Compass suggests replacing means tested benefits gradually, moving from an unconditional supplement to existing benefits to a larger UBI. With reason, the GPEW says introduction of a UBI needs longer than one Parliament. The March 2019 Compass scheme[ii] envisaged long-term expansion of UBI based on a ‘national wealth fund’ – income-earning public sector assets plus levies on corporate and private wealth. This would be a useful successor to a carbon tax, which if successful in reducing emissions would yield less over time.
UBI would be massively popular for two reasons: ending the ‘poverty trap’ and its abolition of benefit sanctions and means tests. Freed from the huge ‘marginal tax rates’ caused by benefit withdrawal at 63p of UC for each £1 earned, more people would take work even if casual or insecure.
Claimants suffer untold stress from means-testing and conditions about work search and job-centre requirements, plus the five week wait for UC, threatening letters demanding repayments if the Department for Work and Pensions gets its sums wrong, and criminalisation of people who don’t report changes of circumstances when earnings vary from week to week.
The JRF critique of Compass’s ‘full UBI’ proposals - the ones Compass rejected because they increased poverty – argues that the current benefit system achieves better targeting of monies at the most needy. Mainly because abolishing the personal tax allowance – a major funding source for UBI - makes the lowest incomes very sensitive to the new income tax rate.
The rejected Compass schemes had a 30% standard rate plus national insurance at 12% on all income above the exemption band; GPEW 2019 has 32% ‘all in’ with no extra National Insurance. Compass’s latest (2019) proposal had standard income tax at 23%, but only 15% for the first £11,850 earned. The GPEW had instead a tax-free earnings band of at least £1000 at the bottom of the scale, partly to save people with tiny earnings from doing tax returns.
Perfect targeting at the poorest is impossible without high withdrawal rates of benefit on low incomes.[iii] UBI evens out marginal tax/withdrawal rates on income (counting the benefit taper rate for UC as a kind of tax). They fall for people dependent on state support, rise for those whose earnings help finance UBI. That fall in the effective ‘tax’ on the unwaged is crucial to fairer taxation and to ending the poverty trap.
UBI is ever more needed in the post-pandemic period – to deal with mass unemployment and job insecurity, plus providing part of a fiscal stimulus. Its unconditional nature is crucial. There are many UBI schemes and many ways to fund them. The JRF’s critique didn’t prevent Compass from initiating a major campaign for UBI to alleviate COVID-engendered poverty.[iv] It’s high time to join it and campaign for better public services as well.
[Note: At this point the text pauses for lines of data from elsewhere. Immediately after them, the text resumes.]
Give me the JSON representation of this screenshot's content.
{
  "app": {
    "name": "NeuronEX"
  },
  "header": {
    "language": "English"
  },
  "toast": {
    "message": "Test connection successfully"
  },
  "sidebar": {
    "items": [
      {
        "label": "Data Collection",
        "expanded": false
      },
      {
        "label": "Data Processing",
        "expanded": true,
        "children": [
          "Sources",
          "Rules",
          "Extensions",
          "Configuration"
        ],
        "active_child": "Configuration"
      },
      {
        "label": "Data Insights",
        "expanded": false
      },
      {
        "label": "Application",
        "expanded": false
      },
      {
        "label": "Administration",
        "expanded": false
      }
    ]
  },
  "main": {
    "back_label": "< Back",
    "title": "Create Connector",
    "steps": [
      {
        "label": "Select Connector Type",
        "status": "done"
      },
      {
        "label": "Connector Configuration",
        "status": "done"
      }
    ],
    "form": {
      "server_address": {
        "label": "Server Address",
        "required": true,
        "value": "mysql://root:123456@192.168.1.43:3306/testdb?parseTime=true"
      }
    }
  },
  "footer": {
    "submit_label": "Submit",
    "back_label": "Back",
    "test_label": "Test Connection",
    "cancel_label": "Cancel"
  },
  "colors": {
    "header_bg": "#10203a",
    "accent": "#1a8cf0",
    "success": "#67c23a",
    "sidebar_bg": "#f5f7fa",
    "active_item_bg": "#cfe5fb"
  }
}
[i] Universal Basic Income; An idea whose time has come, May 2016, https://www.compassonline.org.uk/wp-content/uploads/2016/05/UniversalBasicIncomeByCompass-Spreads.pdf
The GPEW 2016 proposal had much lower income tax than in the ‘full BI’schemes that this Compass report rejected.
[iii] Kishi confuses this process with a means test taper – Natalie Bennett meant the tax take-back.